We had to fly through Kuala Lumpur to get to Borneo from Bali. Our last visit to KL was pretty much just 24 hours of non-stop rain but I had fallen in love with a bowl of noodles while The German had fallen in love with a hotel, so it seemed like a no-brainer to stop over for a few days.
Our typical routine upon arrival in most major international cities involves dropping our bags at the hotel and immediately going in search of cheese. Though it had only been a few weeks since Melbourne, I was definitely suffering from withdrawal. It took a couple hours of wandering around before we located an expat-oriented grocery store with a gloriously large selection of imported cheeses. We ultimately returned to the hotel with our spoils, and spent the first night devouring goat’s cheese, triple cream with truffles, and aged gouda in our large, modern apartment/hotel.
(Believe it or not, this place was $85/night.)

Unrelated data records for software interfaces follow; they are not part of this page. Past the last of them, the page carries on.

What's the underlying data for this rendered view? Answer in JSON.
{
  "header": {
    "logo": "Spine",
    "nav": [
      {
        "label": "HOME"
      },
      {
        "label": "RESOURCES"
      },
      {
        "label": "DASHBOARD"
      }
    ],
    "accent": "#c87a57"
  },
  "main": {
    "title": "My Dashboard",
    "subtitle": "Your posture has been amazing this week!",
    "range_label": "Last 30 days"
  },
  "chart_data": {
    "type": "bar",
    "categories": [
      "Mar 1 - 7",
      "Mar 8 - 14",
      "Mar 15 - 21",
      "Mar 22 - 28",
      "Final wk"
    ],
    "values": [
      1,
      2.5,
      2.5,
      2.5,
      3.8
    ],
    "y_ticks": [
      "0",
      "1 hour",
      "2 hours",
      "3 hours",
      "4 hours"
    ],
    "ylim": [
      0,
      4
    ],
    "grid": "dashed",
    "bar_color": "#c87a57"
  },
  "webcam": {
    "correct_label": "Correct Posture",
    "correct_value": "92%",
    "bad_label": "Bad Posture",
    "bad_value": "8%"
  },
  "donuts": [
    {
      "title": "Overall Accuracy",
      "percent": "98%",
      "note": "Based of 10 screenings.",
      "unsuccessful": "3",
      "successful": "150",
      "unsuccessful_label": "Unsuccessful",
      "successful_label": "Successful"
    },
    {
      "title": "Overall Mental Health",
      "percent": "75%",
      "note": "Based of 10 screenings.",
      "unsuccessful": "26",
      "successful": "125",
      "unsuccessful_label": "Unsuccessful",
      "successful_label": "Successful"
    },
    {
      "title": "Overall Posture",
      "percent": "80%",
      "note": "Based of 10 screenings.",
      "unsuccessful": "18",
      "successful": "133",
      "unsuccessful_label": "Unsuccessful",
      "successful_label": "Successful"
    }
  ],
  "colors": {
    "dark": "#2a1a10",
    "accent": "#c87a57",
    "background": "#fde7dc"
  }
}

Kuala Lumpur felt arid after Bali and we actually managed like to walk around without immediately sweating through our clothing… it’s amazing how a slight change in the humidity can make such a huge difference!
While the streets of Bali were flanked by dogs (that may or may not randomly bite you), Kuala Lumpur is a cat town. It seemed like there were kittens everywhere! They were obviously strays and a little skittish, though many businesses put our cat food in the evenings so people must be happy to have them around.
Kuala Lumpur isn’t exactly scenic… the cityscape is a mix of skyscrapers, malls and cramped apartment buildings. During mealtimes, the sidewalks are taken over by stalls selling food:
The pride of the city is the Petronas Twin Towers (which we saw last time). Otherwise, there’s not a ton of things to do. We got the impression that people mainly come here to eat, drink, and shop, which is mainly how we spent our time, too.
I visited my favourite vegetarian food stall daily for my $2 bowl of curried noodles with fake meat:
And we also visited a local coffee shop a couple times for lattes, cakes, and kittens.
Since this was the largest city we will visit over the next month, we also took the opportunity to sort out a few necessities. (ie. The German got a haircut while I picked up some new glitter nail polish.)
There are over 30 malls in Kuala Lumpur, so it wasn’t surprising to find plenty of modern cinemas. One of them advertised something called “D-Box seats”, which were described as “immersive motion”… “The signal is then sent to the actuators that act like little robots under your seat.”
The German wanted to see Logan and I wanted to see anything that involved a robot in my seat, so off we went.
The D-box seats are kind of like a gentler version of movie motion rides you would find at a theme park. They vibrate, tilt, and rock independently and each seat has its own control for adjusting the intensity.
At times, it was fun – when the characters were driving on a gravel road, you experienced the same sensation. At other times, it was distracting – when you were watching several people fight from an external perspective, there was no need for the chair to be moving. I thought it showed promise but needed refinement. The German hated it from the start and immediately switched it off.
The German enjoyed the movie (but hated the seats) while I loved the seats but was lost through parts of the movie, having not seen any of the prior X-men films. (I didn’t even realize it was part of the X-men franchise until we got to the theatre.) Regardless, it was a fun way to spend a few hours, and it’s always interesting to see the unique aspects of going to the cinema in a different culture.
Do these types of seats exist in the US someplace? I am not sure if these types of experiences seem new to me because I rarely went to the movies in SF, or if Asia is advanced when it comes to enhancing the cinema experience…
Off to Borneo
Next we are off to Borneo for some wildlife adventures in the jungle! Expect lots of orangutan pics in my next post!